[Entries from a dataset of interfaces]
────────────────
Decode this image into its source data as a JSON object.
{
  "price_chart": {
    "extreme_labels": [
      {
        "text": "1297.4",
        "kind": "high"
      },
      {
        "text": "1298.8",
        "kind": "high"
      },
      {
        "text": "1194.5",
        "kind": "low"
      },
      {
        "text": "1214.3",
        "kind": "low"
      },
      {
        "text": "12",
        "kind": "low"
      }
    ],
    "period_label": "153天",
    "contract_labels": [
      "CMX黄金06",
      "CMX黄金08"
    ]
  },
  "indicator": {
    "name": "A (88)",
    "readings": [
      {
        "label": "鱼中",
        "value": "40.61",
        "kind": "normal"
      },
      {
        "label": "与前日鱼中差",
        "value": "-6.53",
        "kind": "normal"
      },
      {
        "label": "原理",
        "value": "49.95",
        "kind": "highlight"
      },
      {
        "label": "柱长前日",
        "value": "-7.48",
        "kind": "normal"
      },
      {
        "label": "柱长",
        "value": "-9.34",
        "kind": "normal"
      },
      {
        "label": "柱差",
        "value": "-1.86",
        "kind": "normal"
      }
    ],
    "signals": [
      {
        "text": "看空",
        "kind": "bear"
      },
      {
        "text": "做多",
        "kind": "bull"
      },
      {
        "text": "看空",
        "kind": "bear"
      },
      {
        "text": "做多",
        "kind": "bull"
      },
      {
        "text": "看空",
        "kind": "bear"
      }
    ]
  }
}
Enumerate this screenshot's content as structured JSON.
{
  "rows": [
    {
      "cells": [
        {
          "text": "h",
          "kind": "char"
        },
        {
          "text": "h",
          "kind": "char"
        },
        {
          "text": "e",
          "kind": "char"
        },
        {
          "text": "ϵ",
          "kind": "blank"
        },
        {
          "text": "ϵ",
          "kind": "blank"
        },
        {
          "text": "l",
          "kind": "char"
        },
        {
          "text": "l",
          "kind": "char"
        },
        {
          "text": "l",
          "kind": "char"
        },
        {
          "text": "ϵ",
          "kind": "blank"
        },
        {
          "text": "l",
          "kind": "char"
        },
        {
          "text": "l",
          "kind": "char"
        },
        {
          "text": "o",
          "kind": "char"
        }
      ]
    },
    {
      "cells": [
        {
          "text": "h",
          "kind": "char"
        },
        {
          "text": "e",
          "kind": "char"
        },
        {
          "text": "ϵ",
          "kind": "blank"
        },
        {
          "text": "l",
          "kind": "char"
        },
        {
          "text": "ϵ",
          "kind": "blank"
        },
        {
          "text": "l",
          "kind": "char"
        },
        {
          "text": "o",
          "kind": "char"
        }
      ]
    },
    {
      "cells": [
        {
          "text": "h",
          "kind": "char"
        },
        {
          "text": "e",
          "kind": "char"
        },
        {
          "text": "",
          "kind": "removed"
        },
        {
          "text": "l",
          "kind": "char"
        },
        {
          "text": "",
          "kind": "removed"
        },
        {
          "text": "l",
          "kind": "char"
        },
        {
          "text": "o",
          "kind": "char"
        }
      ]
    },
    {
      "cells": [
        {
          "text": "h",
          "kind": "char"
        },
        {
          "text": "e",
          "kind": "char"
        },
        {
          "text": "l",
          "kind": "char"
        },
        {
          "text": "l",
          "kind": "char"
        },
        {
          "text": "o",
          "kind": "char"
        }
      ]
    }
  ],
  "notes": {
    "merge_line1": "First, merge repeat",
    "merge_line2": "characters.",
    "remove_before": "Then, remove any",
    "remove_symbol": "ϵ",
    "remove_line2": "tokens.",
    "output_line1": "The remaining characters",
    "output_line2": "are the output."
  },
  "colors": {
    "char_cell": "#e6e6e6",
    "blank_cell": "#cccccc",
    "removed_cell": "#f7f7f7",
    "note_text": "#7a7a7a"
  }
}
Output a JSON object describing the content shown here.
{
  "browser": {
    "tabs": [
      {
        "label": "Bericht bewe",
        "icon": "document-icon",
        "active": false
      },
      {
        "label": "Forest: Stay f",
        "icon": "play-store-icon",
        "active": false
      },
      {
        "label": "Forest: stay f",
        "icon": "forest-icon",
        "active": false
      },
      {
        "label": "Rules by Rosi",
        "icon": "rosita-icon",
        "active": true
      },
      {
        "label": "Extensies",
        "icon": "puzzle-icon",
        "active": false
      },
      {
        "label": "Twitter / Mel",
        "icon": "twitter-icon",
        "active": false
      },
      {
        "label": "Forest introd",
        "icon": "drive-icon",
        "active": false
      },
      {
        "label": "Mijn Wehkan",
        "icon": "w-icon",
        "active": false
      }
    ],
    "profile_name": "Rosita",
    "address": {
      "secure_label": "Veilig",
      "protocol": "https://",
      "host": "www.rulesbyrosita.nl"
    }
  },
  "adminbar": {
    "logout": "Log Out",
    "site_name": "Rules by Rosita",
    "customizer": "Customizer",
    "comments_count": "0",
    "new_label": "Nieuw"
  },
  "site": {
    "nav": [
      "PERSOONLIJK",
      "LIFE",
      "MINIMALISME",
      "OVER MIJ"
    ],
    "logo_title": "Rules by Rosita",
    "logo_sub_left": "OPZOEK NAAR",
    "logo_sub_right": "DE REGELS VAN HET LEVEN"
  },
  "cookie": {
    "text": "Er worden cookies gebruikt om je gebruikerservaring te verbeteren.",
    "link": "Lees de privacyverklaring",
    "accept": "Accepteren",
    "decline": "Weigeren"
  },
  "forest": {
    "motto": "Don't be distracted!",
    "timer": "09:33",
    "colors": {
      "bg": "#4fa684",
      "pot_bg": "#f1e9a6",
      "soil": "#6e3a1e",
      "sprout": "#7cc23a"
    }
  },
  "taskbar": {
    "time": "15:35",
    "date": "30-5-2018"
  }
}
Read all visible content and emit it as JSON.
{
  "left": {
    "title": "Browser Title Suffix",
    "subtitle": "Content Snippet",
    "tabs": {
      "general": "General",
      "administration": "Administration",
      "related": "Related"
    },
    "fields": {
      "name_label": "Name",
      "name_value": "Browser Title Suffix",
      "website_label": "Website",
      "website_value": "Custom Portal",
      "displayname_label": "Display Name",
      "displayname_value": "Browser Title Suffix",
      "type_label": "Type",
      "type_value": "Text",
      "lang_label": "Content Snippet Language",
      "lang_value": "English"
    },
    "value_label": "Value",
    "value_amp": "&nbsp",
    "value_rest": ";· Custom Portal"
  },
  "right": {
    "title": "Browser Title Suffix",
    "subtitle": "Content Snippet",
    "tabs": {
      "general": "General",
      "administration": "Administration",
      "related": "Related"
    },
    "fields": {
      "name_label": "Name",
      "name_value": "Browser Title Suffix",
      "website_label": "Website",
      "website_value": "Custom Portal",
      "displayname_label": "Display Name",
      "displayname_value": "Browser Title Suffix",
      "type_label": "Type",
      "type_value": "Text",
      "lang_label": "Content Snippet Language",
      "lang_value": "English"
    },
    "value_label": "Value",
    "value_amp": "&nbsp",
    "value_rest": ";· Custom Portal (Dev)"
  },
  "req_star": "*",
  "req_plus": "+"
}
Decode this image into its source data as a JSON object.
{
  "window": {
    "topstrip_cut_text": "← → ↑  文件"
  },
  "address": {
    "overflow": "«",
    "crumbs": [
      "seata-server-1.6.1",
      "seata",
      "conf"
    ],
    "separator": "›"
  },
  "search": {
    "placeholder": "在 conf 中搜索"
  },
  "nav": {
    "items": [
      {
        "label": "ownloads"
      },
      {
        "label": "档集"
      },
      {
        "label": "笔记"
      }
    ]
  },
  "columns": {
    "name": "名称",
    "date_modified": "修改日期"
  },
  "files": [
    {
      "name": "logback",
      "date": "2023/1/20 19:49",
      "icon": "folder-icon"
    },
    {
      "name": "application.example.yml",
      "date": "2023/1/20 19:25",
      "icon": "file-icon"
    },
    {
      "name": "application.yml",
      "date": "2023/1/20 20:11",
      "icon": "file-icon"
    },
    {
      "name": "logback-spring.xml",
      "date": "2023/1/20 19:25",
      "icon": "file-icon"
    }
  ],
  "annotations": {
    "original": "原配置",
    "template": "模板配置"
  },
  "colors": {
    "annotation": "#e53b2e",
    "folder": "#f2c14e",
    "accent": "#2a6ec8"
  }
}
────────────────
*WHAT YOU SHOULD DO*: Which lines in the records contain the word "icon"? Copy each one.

*ANSWER TO THE PROBLEM*:
        "icon": "document-icon",
        "icon": "play-store-icon",
        "icon": "forest-icon",
        "icon": "rosita-icon",
        "icon": "puzzle-icon",
        "icon": "twitter-icon",
        "icon": "drive-icon",
        "icon": "w-icon",
      "icon": "folder-icon"
      "icon": "file-icon"
      "icon": "file-icon"
      "icon": "file-icon"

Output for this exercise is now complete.